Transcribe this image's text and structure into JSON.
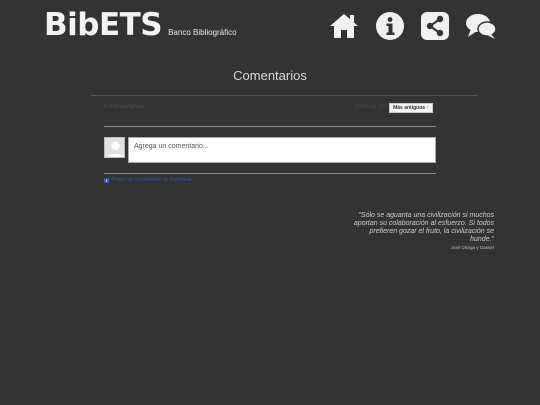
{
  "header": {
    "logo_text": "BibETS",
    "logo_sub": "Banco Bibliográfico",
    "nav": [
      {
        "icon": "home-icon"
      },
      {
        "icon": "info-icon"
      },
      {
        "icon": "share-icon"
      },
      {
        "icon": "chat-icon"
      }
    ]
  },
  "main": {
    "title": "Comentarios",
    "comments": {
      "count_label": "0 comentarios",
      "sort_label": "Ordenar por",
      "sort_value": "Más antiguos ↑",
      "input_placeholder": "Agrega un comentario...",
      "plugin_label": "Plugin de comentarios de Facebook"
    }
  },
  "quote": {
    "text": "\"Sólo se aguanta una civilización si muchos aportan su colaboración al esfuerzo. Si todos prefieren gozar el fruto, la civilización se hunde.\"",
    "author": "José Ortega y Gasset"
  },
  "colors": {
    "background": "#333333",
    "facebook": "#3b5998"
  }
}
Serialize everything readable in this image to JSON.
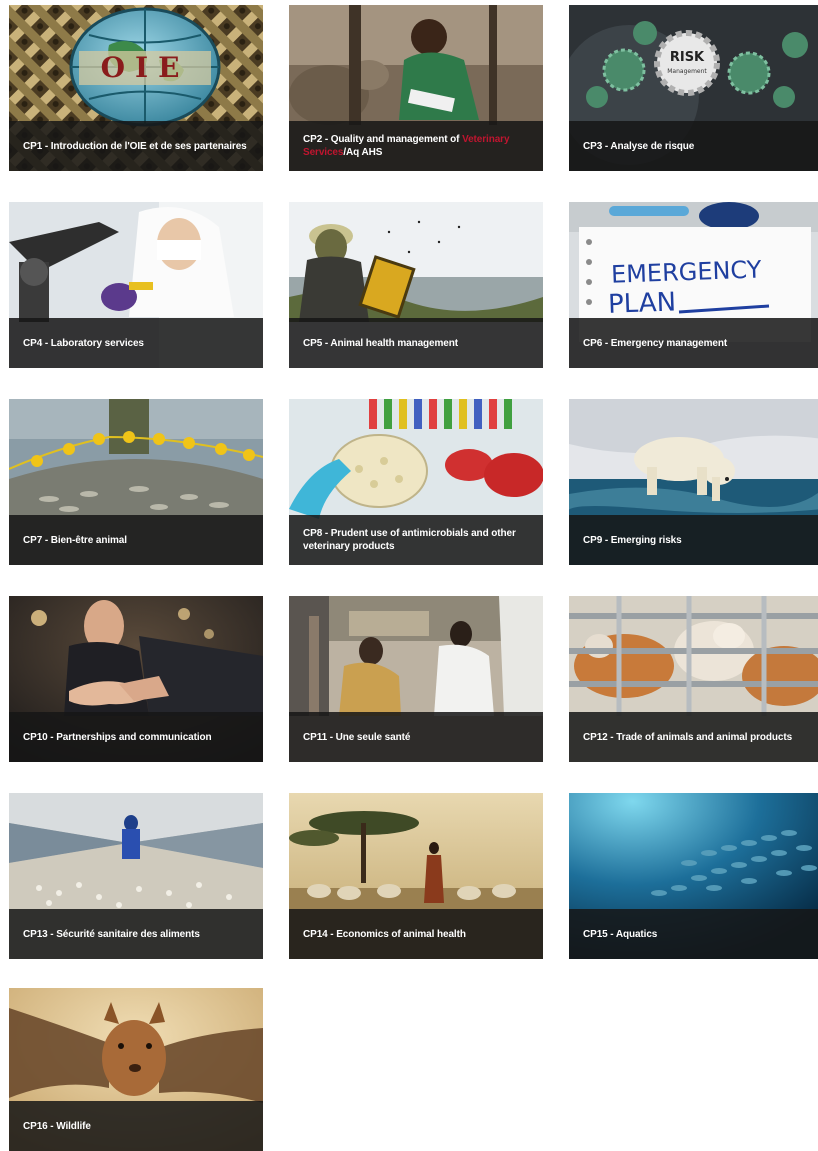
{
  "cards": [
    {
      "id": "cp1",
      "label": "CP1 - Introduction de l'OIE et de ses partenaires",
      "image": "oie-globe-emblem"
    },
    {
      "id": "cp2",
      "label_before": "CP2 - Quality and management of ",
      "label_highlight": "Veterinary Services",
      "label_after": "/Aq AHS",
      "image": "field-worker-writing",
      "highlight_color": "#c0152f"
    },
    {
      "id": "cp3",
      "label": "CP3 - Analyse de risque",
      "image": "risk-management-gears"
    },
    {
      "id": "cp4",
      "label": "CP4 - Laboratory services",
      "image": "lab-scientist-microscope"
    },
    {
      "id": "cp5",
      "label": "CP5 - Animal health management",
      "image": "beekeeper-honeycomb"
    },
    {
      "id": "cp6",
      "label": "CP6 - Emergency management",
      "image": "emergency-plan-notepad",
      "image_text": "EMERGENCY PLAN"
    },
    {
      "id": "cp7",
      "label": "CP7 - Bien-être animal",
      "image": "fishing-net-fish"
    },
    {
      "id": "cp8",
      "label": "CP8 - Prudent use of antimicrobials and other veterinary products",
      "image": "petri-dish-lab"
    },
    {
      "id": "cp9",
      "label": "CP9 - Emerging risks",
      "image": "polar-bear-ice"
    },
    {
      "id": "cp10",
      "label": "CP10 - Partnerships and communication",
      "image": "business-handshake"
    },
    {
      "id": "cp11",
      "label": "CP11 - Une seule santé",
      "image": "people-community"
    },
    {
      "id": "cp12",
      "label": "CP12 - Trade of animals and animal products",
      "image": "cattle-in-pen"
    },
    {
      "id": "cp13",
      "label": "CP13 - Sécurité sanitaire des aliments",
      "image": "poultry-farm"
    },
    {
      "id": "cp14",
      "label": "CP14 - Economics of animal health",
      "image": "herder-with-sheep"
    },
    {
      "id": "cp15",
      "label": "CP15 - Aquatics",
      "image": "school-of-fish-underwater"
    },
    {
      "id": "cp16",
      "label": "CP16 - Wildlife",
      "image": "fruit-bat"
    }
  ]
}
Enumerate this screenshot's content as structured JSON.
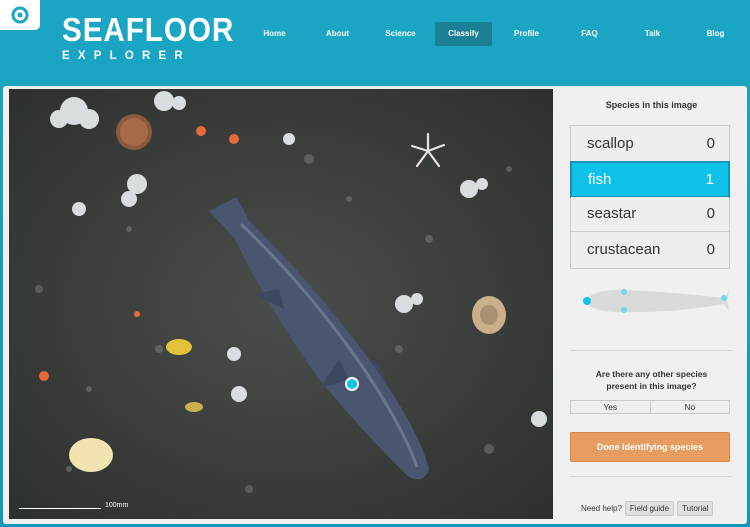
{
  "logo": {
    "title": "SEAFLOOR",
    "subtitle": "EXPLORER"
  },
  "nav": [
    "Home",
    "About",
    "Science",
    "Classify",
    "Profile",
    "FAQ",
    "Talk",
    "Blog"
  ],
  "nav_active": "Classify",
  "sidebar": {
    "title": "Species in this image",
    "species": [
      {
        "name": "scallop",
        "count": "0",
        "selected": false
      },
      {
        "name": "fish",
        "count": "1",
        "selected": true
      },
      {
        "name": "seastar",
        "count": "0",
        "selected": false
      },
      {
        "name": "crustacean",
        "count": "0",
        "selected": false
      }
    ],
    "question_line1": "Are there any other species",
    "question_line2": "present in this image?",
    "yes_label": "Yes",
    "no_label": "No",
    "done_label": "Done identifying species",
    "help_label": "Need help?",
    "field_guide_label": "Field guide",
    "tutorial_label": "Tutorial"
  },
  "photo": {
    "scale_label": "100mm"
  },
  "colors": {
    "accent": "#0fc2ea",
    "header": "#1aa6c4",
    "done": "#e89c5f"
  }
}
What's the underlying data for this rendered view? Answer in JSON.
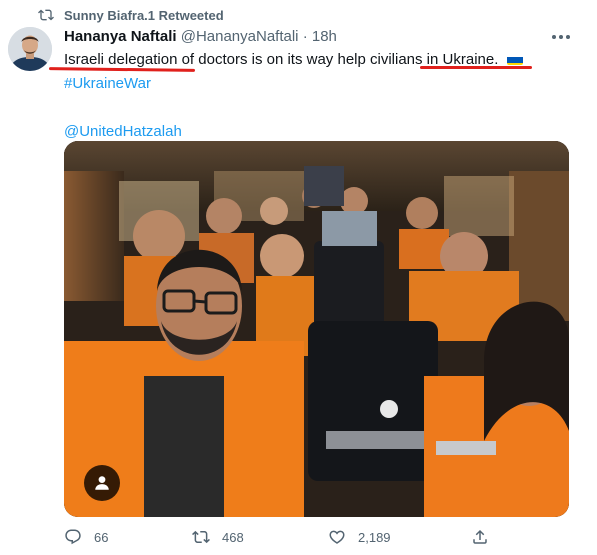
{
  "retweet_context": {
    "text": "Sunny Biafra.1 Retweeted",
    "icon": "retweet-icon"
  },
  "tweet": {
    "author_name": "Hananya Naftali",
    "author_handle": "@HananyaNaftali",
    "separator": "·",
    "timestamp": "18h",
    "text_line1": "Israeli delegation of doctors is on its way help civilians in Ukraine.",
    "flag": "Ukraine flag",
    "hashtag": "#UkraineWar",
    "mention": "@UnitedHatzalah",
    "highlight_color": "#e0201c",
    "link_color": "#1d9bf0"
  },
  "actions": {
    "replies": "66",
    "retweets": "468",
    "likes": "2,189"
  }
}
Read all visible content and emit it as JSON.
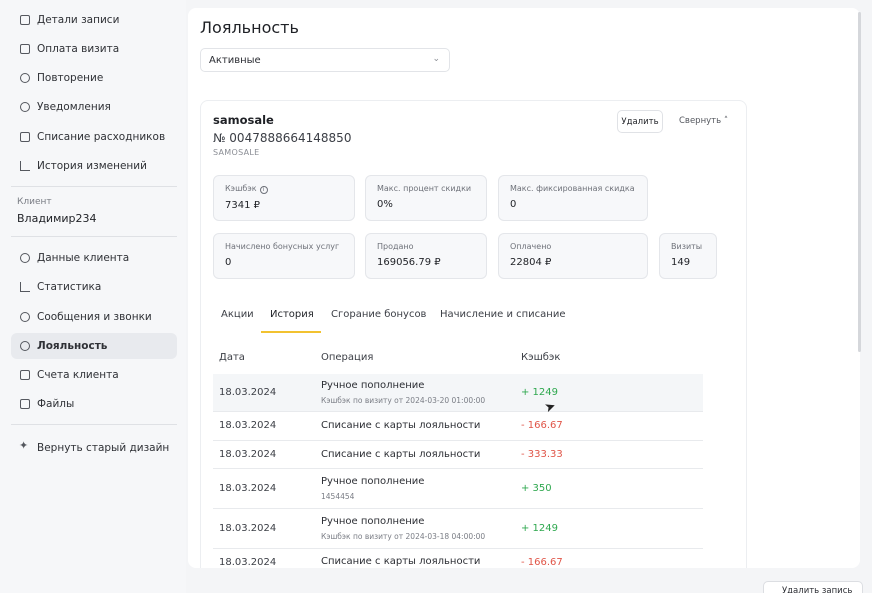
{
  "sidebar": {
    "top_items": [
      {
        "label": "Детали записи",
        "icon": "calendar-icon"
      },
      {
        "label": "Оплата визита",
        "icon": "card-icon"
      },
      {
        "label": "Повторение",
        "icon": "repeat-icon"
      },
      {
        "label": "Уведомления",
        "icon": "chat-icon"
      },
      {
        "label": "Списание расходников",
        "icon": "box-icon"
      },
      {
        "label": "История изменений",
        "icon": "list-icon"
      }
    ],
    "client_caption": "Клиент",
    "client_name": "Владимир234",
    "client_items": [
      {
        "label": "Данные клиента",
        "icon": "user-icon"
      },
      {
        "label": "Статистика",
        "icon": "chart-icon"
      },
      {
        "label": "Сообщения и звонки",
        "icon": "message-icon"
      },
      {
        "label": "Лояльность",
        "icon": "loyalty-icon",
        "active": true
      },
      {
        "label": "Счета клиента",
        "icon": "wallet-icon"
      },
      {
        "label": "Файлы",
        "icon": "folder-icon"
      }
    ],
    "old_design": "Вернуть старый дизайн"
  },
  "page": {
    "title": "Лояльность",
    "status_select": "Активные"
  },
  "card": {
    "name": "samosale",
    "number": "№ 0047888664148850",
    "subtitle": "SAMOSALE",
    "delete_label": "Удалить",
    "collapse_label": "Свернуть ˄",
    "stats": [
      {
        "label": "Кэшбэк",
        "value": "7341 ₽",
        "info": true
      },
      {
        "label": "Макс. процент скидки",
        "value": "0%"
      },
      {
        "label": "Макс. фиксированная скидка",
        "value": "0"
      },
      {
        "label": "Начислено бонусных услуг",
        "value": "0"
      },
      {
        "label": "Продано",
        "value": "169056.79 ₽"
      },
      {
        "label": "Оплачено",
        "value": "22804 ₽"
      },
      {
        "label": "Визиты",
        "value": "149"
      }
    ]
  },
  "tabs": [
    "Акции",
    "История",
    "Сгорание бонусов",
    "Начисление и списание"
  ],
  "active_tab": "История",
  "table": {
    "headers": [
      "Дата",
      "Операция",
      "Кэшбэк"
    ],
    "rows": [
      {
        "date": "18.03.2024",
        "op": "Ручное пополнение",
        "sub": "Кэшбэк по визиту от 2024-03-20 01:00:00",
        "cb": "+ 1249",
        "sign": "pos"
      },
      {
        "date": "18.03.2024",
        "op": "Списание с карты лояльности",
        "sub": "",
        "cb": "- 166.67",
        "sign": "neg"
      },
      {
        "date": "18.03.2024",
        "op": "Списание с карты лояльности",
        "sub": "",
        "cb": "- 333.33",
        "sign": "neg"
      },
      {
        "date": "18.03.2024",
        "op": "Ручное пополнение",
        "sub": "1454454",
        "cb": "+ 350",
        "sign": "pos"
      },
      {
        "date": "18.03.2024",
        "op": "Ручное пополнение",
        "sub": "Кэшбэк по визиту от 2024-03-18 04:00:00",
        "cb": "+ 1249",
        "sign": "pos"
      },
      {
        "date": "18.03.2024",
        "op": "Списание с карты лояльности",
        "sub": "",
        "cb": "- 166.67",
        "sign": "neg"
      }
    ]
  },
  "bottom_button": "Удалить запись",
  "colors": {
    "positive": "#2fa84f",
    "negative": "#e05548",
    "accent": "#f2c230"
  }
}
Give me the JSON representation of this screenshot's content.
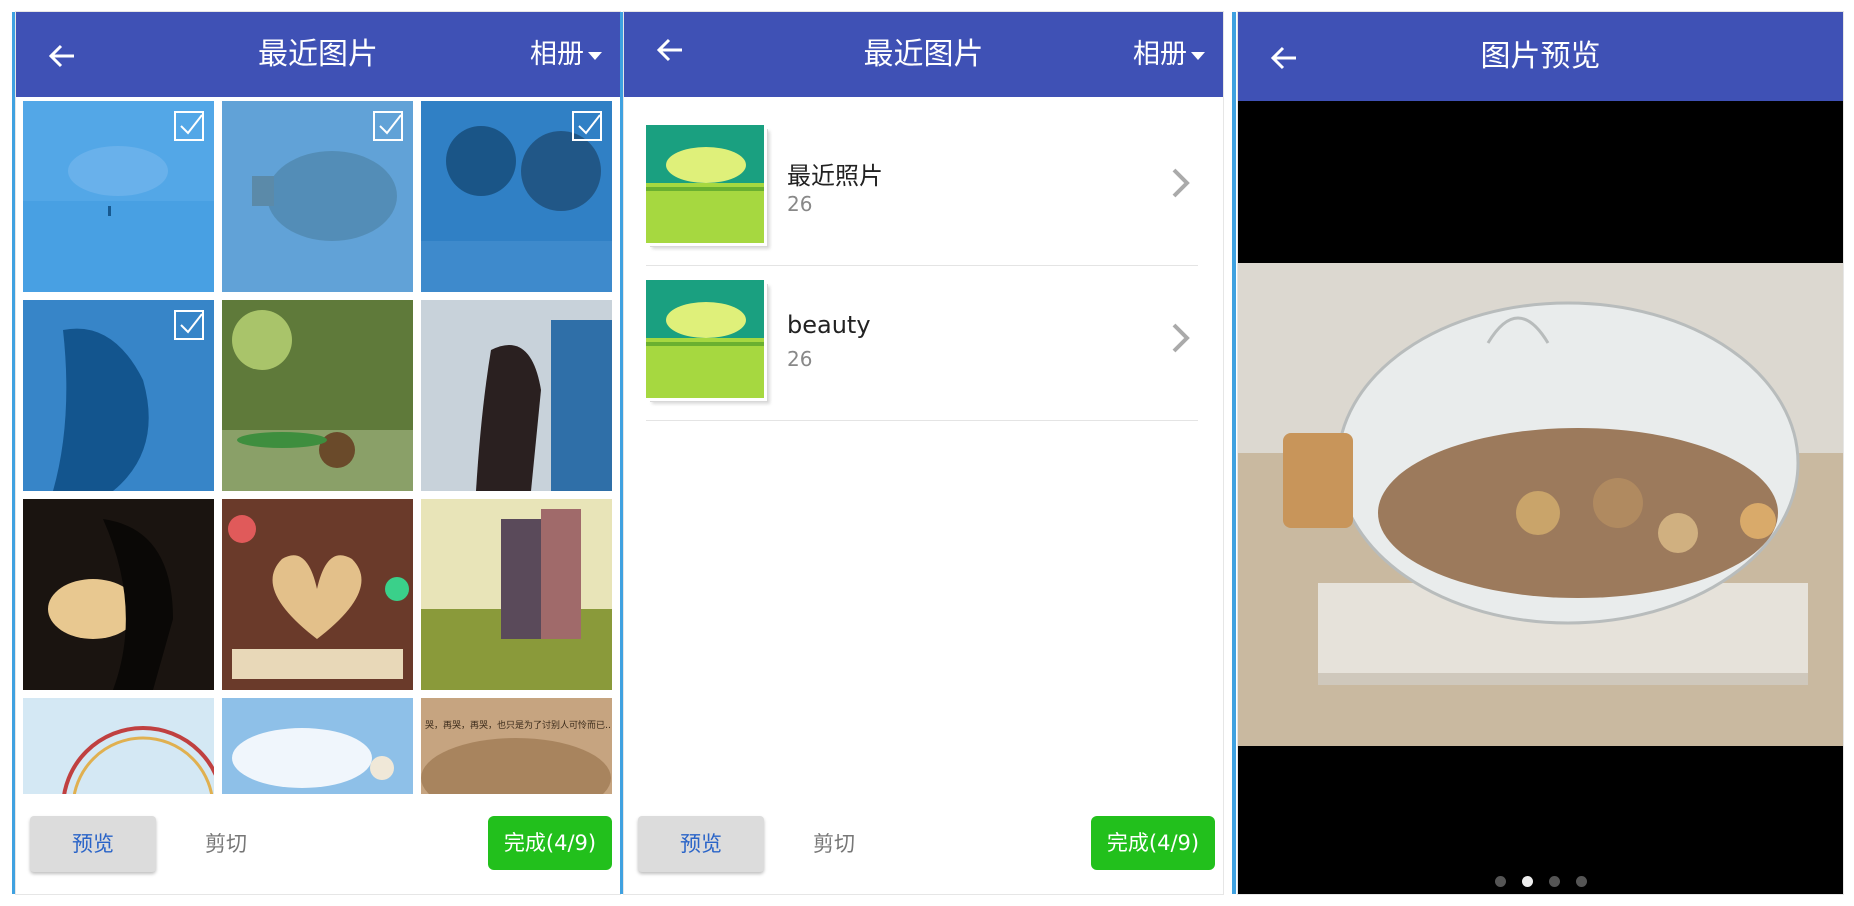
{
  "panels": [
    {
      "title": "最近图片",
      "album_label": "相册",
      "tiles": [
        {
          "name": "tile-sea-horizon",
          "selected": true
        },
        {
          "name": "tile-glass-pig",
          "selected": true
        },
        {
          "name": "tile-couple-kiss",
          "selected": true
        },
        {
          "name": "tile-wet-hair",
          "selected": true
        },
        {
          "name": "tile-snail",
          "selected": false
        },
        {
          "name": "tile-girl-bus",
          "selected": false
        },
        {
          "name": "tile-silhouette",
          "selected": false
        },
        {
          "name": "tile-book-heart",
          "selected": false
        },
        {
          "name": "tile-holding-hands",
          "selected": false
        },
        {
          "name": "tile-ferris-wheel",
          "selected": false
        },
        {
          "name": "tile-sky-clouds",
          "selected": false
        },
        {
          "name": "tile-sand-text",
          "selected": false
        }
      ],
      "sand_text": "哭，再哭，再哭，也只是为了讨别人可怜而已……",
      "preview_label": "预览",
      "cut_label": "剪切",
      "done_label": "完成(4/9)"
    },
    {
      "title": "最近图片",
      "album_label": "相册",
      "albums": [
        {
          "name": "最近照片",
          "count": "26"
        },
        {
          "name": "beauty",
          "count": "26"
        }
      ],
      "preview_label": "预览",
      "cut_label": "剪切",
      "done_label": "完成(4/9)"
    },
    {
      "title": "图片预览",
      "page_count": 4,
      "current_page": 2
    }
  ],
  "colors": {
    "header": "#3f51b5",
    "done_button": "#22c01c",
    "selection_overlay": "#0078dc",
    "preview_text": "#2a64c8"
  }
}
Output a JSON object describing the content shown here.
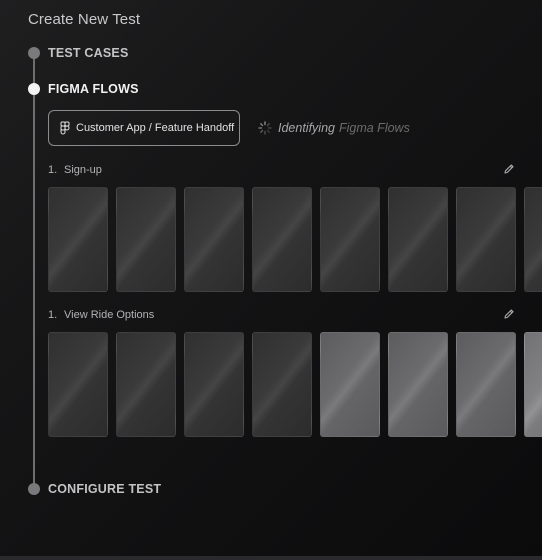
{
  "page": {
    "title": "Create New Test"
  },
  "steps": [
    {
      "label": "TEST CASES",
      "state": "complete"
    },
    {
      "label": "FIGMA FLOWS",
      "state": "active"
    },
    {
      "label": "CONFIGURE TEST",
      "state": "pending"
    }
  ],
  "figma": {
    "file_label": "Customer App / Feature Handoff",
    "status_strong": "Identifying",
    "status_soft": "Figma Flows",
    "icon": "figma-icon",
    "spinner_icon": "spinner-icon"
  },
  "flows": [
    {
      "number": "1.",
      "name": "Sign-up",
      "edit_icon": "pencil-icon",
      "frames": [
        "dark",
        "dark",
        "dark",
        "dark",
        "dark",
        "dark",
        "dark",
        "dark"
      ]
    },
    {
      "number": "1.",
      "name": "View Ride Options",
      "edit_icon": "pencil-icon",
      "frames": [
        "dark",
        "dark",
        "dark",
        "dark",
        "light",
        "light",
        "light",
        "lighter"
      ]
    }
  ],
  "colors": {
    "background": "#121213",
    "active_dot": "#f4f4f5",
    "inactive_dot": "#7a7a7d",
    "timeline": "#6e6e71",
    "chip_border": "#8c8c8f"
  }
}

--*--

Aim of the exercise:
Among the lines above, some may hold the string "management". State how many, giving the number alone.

Written solution:
4